Peppermint Lip Balm..Read More
Busy morning in the kitchen teaching a friend how to make tinctures, salves, and herbal vinegars. We made Yarrow Tincture (for colds and coughs in the winter), Lemon Balm (for upset tummys and anxiety), Purple Basil Vinegar, and healing salve.
Cover herbs in oil (I never measure - I use what I have and cover it making sure to cut up any fresh herbs. This salve has yarrow, plantain, calendula, lavender, and comfrey covered and rendered for 2 hours)
Render herbs in oil on very low heat for at least 2 hours. Stir occasionally and ensure all the herbs stay under the oil while it draws. (I like to allow mine to steep for 4-6 hours if possible ensuring the oil does not burn)
Allow the oil to cool and strain through a cheese cloth - measure the amount of oil you made - I strain my oil directly into a measuring cup
While oil cools bring a double broiler of water to a low boil. (I did not know what a double boiler was the first time I heard the term - it is two pots stacked. The bottom pot has water in it that comes to a boil and the inner pot is used for cooking).
Add the oil to the inner pan (you want to make sure there is no water bubbling or splashing into the inner pan.)
Once the water is boiling add the oil and begin heating it back up. Also add 4 tbsp of beesbax beads for every 1 cup of oil.
Allow the beeswax to melt and mix with the oil stirring constantly.
Pour into airtight containers. (You can add oils when you pour it if you wish - be sure to use oil that are safe for skin contact)
For Lemon Balm Tincture I packed this quart mason jar with very fresh lemon balm leaves and covered with vodka. I let it sit for four weeks in a dark cabinet turning it every few days. Once it was done tincturing I strained it several times through cheese cloth and poured it into a sterilized jar for storage. I will store it in a dark cabinet and use as needed.

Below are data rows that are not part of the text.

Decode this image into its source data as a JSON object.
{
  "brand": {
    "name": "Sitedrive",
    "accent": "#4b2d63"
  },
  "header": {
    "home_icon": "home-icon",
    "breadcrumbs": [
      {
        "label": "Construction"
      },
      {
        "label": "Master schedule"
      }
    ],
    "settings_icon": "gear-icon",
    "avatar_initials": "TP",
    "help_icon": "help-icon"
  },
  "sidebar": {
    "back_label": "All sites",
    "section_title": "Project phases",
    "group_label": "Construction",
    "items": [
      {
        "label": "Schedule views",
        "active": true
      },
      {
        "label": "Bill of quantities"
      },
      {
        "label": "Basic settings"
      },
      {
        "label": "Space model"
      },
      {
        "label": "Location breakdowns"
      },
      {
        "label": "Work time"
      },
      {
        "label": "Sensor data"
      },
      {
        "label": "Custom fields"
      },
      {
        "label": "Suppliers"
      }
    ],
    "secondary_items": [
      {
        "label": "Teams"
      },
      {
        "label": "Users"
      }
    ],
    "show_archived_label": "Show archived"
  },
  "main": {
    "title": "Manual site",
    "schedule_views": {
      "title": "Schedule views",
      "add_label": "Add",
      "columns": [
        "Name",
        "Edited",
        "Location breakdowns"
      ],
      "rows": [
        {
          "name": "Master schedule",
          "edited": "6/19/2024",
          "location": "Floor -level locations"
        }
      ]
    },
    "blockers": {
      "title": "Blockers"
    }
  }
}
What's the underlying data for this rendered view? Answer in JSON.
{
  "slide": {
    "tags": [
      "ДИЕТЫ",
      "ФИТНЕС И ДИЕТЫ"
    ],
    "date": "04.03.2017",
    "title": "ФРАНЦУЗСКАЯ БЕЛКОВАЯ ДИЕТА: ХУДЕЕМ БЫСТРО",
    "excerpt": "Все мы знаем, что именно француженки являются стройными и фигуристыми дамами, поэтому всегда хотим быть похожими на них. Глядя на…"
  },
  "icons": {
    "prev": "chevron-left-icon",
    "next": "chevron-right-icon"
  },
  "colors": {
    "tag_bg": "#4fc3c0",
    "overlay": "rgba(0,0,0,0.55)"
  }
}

I also made some smaller bottles for friends - because what's the point in making all these herbal goodies if we don't share them?
I don't measure anything...
I cut up two or three onions and begin cooking them in olive oil (I use bacon or sausage grease if I have it).
Once the onions begin to look tender and soft I throw in the garlic and a handful of basil leaves.
When the basil leaves have wilted I begin adding the tomatoes - skin and all and I add about a teaspoon of salt and a table spoon of black pepper corns. I let this simmer on medium low until it begins to thicken - stirring occasionally and crushing the tomatoes. (30 min - 40)
As it thickens I add about a 1/2 cup of homemade chicken broth and a second handful of basil leaves (though I usually cut these up). (another 10 minutes or so - consistency is up to you)
When the sauce is to the consistency we like I take it off the stove and let it cool.
We eat what we're going to for the evening and pour the remainder into mason jars and freeze for winter. (Remember anytime you freeze something in glass you have to make sure to leave room at the top of the jar for expansion while frozen or the glass will break)